When violence broke out between Park Police and protesters at an otherwise peaceful anti-amalgamation rally in August, many Animals (both in attendance and at home) assumed that The Park’s court system would deal with the fallout. After an open investigation into the matter, which relatively few Animals attended and which was only covered superficially by Park media, the event receded into memory. Never mind that one Goose was killed and several others were injured at the event; there was The Park’s film festival to attend and hibernation preparations to be made, among other (seemingly more important) things.
Contrast this with the intense reaction to the murder of the Tartan Crab, the Groundhog Day violence, and the Mongoose weather trial and you might think you see a growing trend toward apathy among Park residents.
That is, in fact, what is happening, says veteran psychoanalyst Dr. Berthilidis Strix, who is best known as co-author of the book, The Silent Cluck.
In her new book, Shaken But Not Stirred, Strix discusses the two distinct lines that she sees forming in The Park: growing prosperity alongside growing apathy.

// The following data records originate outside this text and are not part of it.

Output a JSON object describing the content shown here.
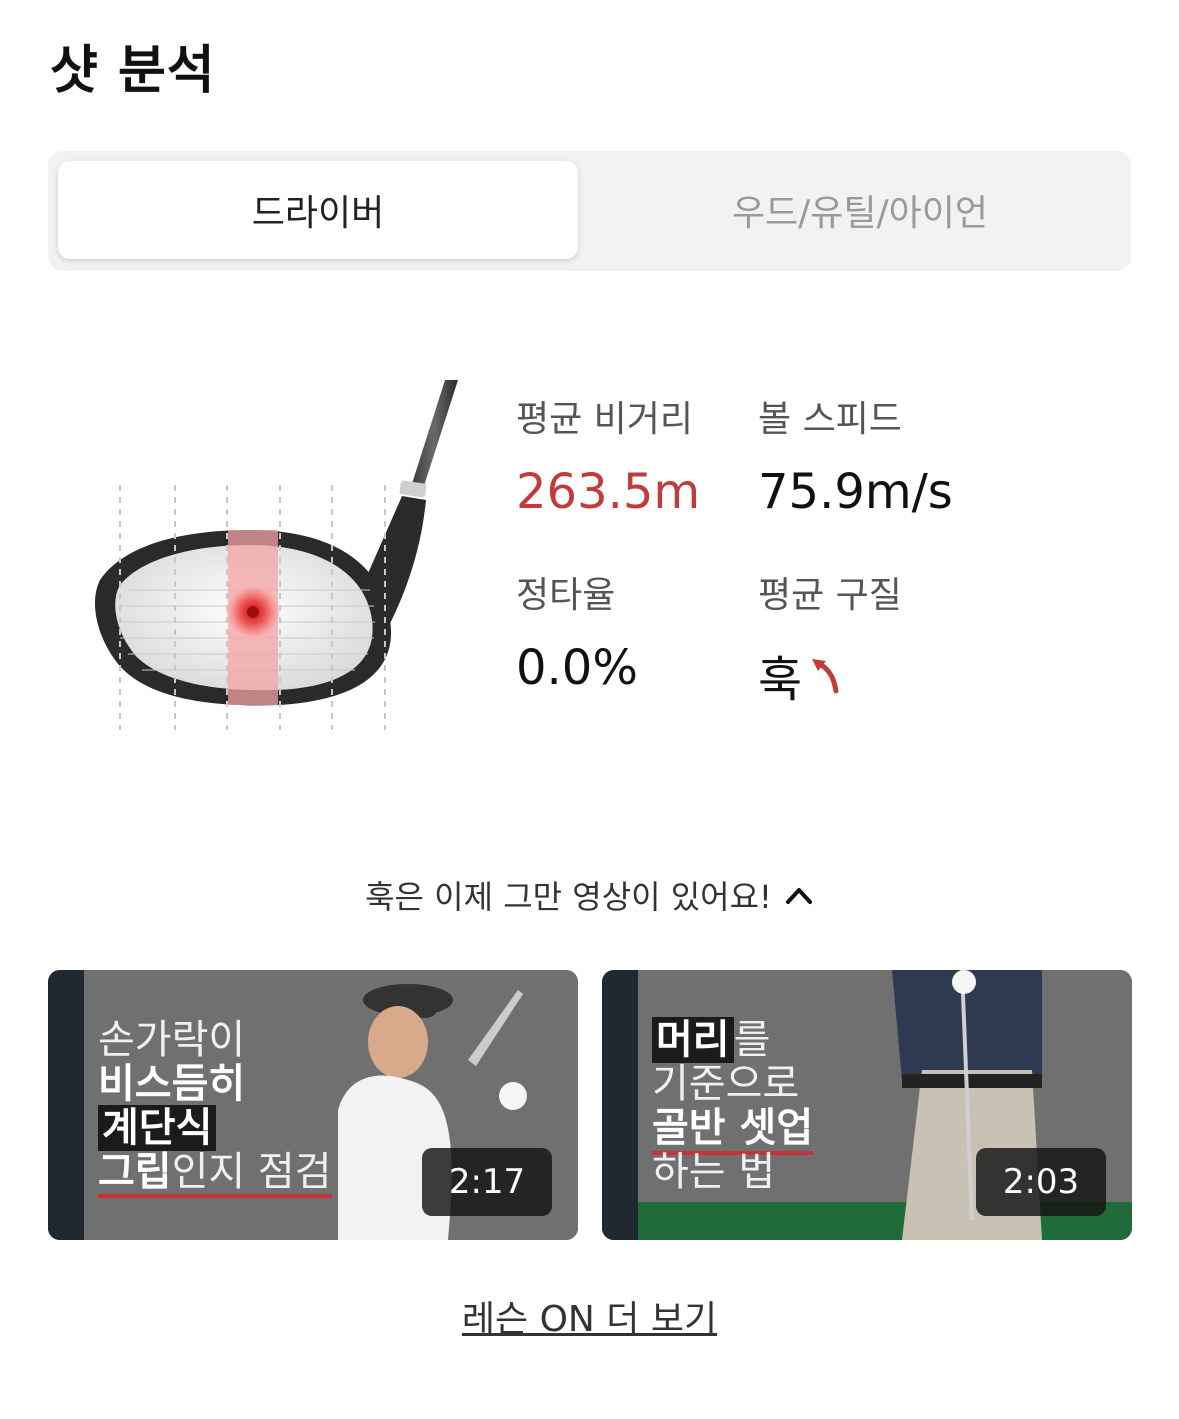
{
  "page": {
    "title": "샷 분석"
  },
  "tabs": [
    {
      "label": "드라이버",
      "active": true
    },
    {
      "label": "우드/유틸/아이언",
      "active": false
    }
  ],
  "stats": {
    "avg_distance": {
      "label": "평균 비거리",
      "value": "263.5m",
      "color": "#c23b3b"
    },
    "ball_speed": {
      "label": "볼 스피드",
      "value": "75.9m/s"
    },
    "sweet_spot_rate": {
      "label": "정타율",
      "value": "0.0%"
    },
    "avg_ball_flight": {
      "label": "평균 구질",
      "value": "훅",
      "icon": "hook-arrow-icon",
      "icon_color": "#c23b3b"
    }
  },
  "videos": {
    "prompt": "훅은 이제 그만 영상이 있어요!",
    "items": [
      {
        "line1": "손가락이",
        "line2": "비스듬히",
        "line3": "계단식",
        "line4a": "그립",
        "line4b": "인지 점검",
        "duration": "2:17"
      },
      {
        "line1a": "머리",
        "line1b": "를",
        "line2": "기준으로",
        "line3": "골반 셋업",
        "line4": "하는 법",
        "duration": "2:03"
      }
    ]
  },
  "more_link": "레슨 ON 더 보기"
}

In Strix’s view, it is at the point at which these lines intersect that they become a threat to our way of life.
Unlike many analysts, Strix believes that these two seemingly independent streams feed each other and that, in fact, our growing apathy is responsible, in part, for our growing prosperity:
“Without this new-found ability to ignore the plight of others, it would be next to impossible for us, in good conscience, to amass these great quantities [of food and other material goods]…and, now, the pursuit of same has become the foundation of our growing economy.”
Strix is highly critical of what she calls this “new division of consciousness” and warns that unchecked apathy will have dire consequences for Park Animals in the future.
“We need only look to other species to see the end result [of apathy]”, she writes.
While Strix emphasizes in Shaken But Not Stirred that she can offer no solutions, one suspects that these may appear before long in a follow-up book. Her insights are far too important to serve only as philosophical fodder.